Baker spoke over coffee and pie with about a half-dozen residents seated around the table of James and Elise Cassarino’s Brown Street home. The small, informal meeting, also attended by Rep. Herb Russell, D-Rutland, was part of the community outreach effort continuing under Project VISION.
Whether or not he found the leaders he was looking for in the Southwest neighborhood that night, he did get feedback on issues ranging from at-risk youth to shoplifting.
A survey of residents in the neighborhood listed squatters as one of the major concerns. Baker said a particular problem address would soon get a visit from the Building and Zoning Department as a result of a neighborhood walk-through he did.
Baker said the police department’s mapping program enables it to reach out to landlords when a particular address has recurring problems. However, he said this was an area where the Legislature could help.
“There needs to be a focus on some legislation protecting landlords,” he said. “It’s become so lopsided. There are a lot of landlords in the city working hard to do the right thing.”
Russell said he has heard a number of complaints about people receiving public assistance for rent and using it for “other things.” He said it seemed like a simple solution would be to have the state make direct payments to landlords, but that idea has met resistance.
“I’ll just say it — there are bleeding hearts who don’t want to make any changes,” he said.
Russell said he introduced a bill to that effect two years ago, but it failed.

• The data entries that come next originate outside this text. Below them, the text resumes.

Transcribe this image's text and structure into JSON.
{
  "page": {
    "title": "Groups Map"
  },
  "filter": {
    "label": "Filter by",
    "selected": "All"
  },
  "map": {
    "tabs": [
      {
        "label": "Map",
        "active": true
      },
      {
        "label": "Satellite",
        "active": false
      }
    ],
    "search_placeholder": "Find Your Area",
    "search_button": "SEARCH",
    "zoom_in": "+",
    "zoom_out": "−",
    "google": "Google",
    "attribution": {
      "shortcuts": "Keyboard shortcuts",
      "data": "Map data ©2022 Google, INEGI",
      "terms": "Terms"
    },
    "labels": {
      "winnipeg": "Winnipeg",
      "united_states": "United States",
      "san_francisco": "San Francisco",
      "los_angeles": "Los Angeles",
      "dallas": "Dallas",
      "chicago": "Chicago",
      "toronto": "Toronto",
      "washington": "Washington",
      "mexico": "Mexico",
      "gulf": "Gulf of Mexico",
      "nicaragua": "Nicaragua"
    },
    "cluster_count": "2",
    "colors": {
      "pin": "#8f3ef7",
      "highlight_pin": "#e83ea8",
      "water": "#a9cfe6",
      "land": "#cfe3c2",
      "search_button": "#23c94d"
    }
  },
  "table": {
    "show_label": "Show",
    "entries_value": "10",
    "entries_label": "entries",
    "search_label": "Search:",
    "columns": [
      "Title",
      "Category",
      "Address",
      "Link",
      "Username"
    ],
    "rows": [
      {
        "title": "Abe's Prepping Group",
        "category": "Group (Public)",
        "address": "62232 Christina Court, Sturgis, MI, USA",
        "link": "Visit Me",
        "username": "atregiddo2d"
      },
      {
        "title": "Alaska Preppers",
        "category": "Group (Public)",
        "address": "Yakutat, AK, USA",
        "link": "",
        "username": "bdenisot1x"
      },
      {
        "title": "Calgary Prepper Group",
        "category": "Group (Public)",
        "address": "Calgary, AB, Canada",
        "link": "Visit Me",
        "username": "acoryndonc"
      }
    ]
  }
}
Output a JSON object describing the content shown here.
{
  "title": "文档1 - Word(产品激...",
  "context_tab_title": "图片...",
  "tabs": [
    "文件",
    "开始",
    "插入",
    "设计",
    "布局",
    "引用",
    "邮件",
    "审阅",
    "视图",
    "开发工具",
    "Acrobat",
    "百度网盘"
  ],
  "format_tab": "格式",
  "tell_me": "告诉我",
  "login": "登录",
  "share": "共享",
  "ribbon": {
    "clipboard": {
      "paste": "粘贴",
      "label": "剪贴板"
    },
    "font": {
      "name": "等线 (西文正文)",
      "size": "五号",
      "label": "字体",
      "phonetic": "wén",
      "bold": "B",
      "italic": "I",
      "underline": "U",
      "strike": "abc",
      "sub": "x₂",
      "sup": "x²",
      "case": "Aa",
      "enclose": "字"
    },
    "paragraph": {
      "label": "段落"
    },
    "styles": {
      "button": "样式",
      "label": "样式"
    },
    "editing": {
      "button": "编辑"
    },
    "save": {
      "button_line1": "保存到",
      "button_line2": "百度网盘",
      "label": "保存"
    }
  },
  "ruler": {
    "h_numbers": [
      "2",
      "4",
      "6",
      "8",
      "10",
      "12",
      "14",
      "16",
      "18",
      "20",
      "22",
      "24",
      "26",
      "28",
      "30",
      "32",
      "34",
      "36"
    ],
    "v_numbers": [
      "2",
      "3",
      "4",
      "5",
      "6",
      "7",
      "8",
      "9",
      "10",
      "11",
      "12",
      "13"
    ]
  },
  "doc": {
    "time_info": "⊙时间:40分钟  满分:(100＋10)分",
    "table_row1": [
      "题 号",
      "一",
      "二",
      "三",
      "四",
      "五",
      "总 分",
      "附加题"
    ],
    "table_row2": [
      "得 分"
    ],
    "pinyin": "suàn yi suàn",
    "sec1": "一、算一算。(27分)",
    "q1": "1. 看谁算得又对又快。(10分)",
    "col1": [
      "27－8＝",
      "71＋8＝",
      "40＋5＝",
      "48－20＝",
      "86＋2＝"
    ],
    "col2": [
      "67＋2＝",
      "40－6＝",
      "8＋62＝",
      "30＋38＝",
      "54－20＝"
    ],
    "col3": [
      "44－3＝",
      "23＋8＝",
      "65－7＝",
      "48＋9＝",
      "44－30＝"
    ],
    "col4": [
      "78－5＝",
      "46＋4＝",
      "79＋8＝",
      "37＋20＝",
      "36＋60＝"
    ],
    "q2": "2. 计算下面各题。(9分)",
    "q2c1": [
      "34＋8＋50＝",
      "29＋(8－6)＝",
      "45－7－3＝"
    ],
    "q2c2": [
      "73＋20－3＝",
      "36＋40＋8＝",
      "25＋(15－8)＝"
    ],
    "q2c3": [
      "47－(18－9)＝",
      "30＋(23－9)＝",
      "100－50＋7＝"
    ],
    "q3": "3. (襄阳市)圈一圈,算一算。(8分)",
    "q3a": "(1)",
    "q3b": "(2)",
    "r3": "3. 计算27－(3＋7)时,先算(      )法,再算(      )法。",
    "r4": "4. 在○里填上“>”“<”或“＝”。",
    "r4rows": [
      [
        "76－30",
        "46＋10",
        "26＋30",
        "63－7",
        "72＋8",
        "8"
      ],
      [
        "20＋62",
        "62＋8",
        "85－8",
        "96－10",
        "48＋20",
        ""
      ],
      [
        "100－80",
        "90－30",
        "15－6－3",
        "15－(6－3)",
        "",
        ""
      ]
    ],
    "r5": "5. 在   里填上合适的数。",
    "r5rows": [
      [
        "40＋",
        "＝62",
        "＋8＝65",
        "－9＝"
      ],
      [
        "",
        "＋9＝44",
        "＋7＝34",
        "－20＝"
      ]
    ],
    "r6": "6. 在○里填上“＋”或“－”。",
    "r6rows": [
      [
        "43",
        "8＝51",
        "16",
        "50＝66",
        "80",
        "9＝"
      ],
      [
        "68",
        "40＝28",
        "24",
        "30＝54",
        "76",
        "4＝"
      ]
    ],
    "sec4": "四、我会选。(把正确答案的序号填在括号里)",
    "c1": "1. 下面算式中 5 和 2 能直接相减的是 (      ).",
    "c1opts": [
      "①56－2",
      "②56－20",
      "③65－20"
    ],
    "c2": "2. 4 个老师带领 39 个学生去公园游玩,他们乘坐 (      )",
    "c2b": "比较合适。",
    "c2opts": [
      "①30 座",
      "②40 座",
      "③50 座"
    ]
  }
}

He said he was talking to other members of the city delegation and intends to try again.
Baker said he was looking at creating satellite offices for the department in various locations throughout the city, one of them in space that might be shared with the Boys & Girls Club in the community center of Hickory Street Apartments.
“It isn’t about having somebody there to respond when there’s a problem,” Baker said. “It’s about having somebody there in the community in prevention mode.”
Baker said having police officers interacting with the community, especially youth, builds connections. He said he continues to support the DARE program because, even if research indicates it has little effect on drug use, the officer involved serves as a role model to the youth enrolled.
“Coming out of the DARE program, I had a couple kids shadowing me for a day who want to be police officers,” he said.
Baker, who noted he recently joined the board of the Boys & Girls Club, said enrollments in the free and reduced lunch program put the number of children in city schools close enough to the poverty line to be considered “at-risk” at about 1,400. He said between the club and the school system’s Tapestry program, about 300 are enrolled in after-school activities.
“That leaves 1,100 kids on the table who are at risk, who are not getting that support,” he said.
Baker said the city needs to not just make sure there are recreation programs to get children involved in, but also to bring registration forms to parents, get them filled out, and get financial aid to cover activity fees for the families that need it.
“That could be the one thing that turns the kid’s life around — they meet a friend, they meet a coach, they meet a mentor,” he said.
Gail Johnson, a resident who helped organized the meeting, talked about involving neighborhood seniors in a “foster grandparents” program, saying it builds a sense of community in youth when they know more people in the neighborhood.
Johnson said if a neighborhood organization in Southwest started some sort of after-school program, she could come up with materials such as desks, chairs, white boards and bookcases as an in-kind contribution.
Johnson said she hoped to schedule another such meeting for the winter and to hold them on a quarterly basis.